**What is expected:** From first line to last, output the records below exactly.

(Records contained in a dataset)
□ □ □
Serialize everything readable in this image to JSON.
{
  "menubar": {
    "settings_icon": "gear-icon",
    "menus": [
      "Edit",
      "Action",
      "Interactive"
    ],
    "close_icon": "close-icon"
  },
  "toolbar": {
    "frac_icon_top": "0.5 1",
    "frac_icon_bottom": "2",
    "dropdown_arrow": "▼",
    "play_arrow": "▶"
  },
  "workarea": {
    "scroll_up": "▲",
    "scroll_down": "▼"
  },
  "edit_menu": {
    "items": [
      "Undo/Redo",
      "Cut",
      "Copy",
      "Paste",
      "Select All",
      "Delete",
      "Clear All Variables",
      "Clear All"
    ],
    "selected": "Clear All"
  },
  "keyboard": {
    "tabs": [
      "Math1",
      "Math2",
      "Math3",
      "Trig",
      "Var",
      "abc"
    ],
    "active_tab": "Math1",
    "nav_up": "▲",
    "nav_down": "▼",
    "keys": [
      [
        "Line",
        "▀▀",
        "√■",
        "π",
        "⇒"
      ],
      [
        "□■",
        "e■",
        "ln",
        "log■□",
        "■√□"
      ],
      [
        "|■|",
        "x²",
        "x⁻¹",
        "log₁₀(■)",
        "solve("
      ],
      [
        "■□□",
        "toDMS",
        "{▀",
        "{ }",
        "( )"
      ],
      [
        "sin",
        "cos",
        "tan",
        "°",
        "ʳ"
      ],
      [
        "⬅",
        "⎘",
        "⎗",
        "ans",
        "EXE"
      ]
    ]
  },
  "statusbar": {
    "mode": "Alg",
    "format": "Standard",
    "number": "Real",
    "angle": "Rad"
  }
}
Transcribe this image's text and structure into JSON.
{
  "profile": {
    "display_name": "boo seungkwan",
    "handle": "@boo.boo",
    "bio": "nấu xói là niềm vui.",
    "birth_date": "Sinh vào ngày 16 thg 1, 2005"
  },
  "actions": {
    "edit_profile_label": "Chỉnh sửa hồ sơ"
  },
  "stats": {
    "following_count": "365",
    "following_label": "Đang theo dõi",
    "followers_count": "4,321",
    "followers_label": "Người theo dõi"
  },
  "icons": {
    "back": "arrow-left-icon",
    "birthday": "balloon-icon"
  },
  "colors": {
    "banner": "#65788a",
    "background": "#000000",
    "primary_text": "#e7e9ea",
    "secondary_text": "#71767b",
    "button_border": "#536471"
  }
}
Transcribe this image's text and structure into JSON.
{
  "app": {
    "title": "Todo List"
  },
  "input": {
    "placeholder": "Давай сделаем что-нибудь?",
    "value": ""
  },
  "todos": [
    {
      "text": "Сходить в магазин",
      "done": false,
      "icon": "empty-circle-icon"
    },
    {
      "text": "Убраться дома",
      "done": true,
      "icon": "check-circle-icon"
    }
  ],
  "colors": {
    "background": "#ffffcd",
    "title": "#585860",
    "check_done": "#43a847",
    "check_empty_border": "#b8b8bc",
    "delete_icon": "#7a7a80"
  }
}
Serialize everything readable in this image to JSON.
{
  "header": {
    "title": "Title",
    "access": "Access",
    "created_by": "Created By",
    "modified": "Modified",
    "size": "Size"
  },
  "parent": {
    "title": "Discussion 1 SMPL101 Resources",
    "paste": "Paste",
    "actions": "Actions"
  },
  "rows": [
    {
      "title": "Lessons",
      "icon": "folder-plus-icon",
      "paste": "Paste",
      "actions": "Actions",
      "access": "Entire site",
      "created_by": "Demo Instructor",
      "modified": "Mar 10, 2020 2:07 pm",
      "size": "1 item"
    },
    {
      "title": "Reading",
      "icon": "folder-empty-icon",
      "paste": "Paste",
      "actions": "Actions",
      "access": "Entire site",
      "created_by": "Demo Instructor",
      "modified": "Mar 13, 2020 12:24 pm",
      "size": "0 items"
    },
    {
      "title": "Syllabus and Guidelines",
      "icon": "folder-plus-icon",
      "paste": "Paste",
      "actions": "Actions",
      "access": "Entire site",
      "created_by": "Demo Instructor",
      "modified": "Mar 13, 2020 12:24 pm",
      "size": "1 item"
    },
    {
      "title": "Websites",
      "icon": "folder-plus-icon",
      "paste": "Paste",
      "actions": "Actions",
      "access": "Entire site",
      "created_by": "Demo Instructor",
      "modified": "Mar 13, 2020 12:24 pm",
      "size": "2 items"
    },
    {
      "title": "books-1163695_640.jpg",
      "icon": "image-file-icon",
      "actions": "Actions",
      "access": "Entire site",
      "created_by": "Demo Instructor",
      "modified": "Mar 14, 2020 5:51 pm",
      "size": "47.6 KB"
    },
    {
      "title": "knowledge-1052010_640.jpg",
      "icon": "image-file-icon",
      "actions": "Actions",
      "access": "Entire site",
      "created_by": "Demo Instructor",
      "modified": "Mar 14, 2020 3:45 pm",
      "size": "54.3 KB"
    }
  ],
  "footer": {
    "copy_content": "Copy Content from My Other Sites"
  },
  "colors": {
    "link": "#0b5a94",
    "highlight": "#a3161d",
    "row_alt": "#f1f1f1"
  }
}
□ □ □
**Output of the task:**
Serialize everything readable in this image to JSON.
{
  "menubar": {
    "settings_icon": "gear-icon",
    "menus": [
      "Edit",
      "Action",
      "Interactive"
    ],
    "close_icon": "close-icon"
  },
  "toolbar": {
    "frac_icon_top": "0.5 1",
    "frac_icon_bottom": "2",
    "dropdown_arrow": "▼",
    "play_arrow": "▶"
  },
  "workarea": {
    "scroll_up": "▲",
    "scroll_down": "▼"
  },
  "edit_menu": {
    "items": [
      "Undo/Redo",
      "Cut",
      "Copy",
      "Paste",
      "Select All",
      "Delete",
      "Clear All Variables",
      "Clear All"
    ],
    "selected": "Clear All"
  },
  "keyboard": {
    "tabs": [
      "Math1",
      "Math2",
      "Math3",
      "Trig",
      "Var",
      "abc"
    ],
    "active_tab": "Math1",
    "nav_up": "▲",
    "nav_down": "▼",
    "keys": [
      [
        "Line",
        "▀▀",
        "√■",
        "π",
        "⇒"
      ],
      [
        "□■",
        "e■",
        "ln",
        "log■□",
        "■√□"
      ],
      [
        "|■|",
        "x²",
        "x⁻¹",
        "log₁₀(■)",
        "solve("
      ],
      [
        "■□□",
        "toDMS",
        "{▀",
        "{ }",
        "( )"
      ],
      [
        "sin",
        "cos",
        "tan",
        "°",
        "ʳ"
      ],
      [
        "⬅",
        "⎘",
        "⎗",
        "ans",
        "EXE"
      ]
    ]
  },
  "statusbar": {
    "mode": "Alg",
    "format": "Standard",
    "number": "Real",
    "angle": "Rad"
  }
}
Transcribe this image's text and structure into JSON.
{
  "profile": {
    "display_name": "boo seungkwan",
    "handle": "@boo.boo",
    "bio": "nấu xói là niềm vui.",
    "birth_date": "Sinh vào ngày 16 thg 1, 2005"
  },
  "actions": {
    "edit_profile_label": "Chỉnh sửa hồ sơ"
  },
  "stats": {
    "following_count": "365",
    "following_label": "Đang theo dõi",
    "followers_count": "4,321",
    "followers_label": "Người theo dõi"
  },
  "icons": {
    "back": "arrow-left-icon",
    "birthday": "balloon-icon"
  },
  "colors": {
    "banner": "#65788a",
    "background": "#000000",
    "primary_text": "#e7e9ea",
    "secondary_text": "#71767b",
    "button_border": "#536471"
  }
}
Transcribe this image's text and structure into JSON.
{
  "app": {
    "title": "Todo List"
  },
  "input": {
    "placeholder": "Давай сделаем что-нибудь?",
    "value": ""
  },
  "todos": [
    {
      "text": "Сходить в магазин",
      "done": false,
      "icon": "empty-circle-icon"
    },
    {
      "text": "Убраться дома",
      "done": true,
      "icon": "check-circle-icon"
    }
  ],
  "colors": {
    "background": "#ffffcd",
    "title": "#585860",
    "check_done": "#43a847",
    "check_empty_border": "#b8b8bc",
    "delete_icon": "#7a7a80"
  }
}
Serialize everything readable in this image to JSON.
{
  "header": {
    "title": "Title",
    "access": "Access",
    "created_by": "Created By",
    "modified": "Modified",
    "size": "Size"
  },
  "parent": {
    "title": "Discussion 1 SMPL101 Resources",
    "paste": "Paste",
    "actions": "Actions"
  },
  "rows": [
    {
      "title": "Lessons",
      "icon": "folder-plus-icon",
      "paste": "Paste",
      "actions": "Actions",
      "access": "Entire site",
      "created_by": "Demo Instructor",
      "modified": "Mar 10, 2020 2:07 pm",
      "size": "1 item"
    },
    {
      "title": "Reading",
      "icon": "folder-empty-icon",
      "paste": "Paste",
      "actions": "Actions",
      "access": "Entire site",
      "created_by": "Demo Instructor",
      "modified": "Mar 13, 2020 12:24 pm",
      "size": "0 items"
    },
    {
      "title": "Syllabus and Guidelines",
      "icon": "folder-plus-icon",
      "paste": "Paste",
      "actions": "Actions",
      "access": "Entire site",
      "created_by": "Demo Instructor",
      "modified": "Mar 13, 2020 12:24 pm",
      "size": "1 item"
    },
    {
      "title": "Websites",
      "icon": "folder-plus-icon",
      "paste": "Paste",
      "actions": "Actions",
      "access": "Entire site",
      "created_by": "Demo Instructor",
      "modified": "Mar 13, 2020 12:24 pm",
      "size": "2 items"
    },
    {
      "title": "books-1163695_640.jpg",
      "icon": "image-file-icon",
      "actions": "Actions",
      "access": "Entire site",
      "created_by": "Demo Instructor",
      "modified": "Mar 14, 2020 5:51 pm",
      "size": "47.6 KB"
    },
    {
      "title": "knowledge-1052010_640.jpg",
      "icon": "image-file-icon",
      "actions": "Actions",
      "access": "Entire site",
      "created_by": "Demo Instructor",
      "modified": "Mar 14, 2020 3:45 pm",
      "size": "54.3 KB"
    }
  ],
  "footer": {
    "copy_content": "Copy Content from My Other Sites"
  },
  "colors": {
    "link": "#0b5a94",
    "highlight": "#a3161d",
    "row_alt": "#f1f1f1"
  }
}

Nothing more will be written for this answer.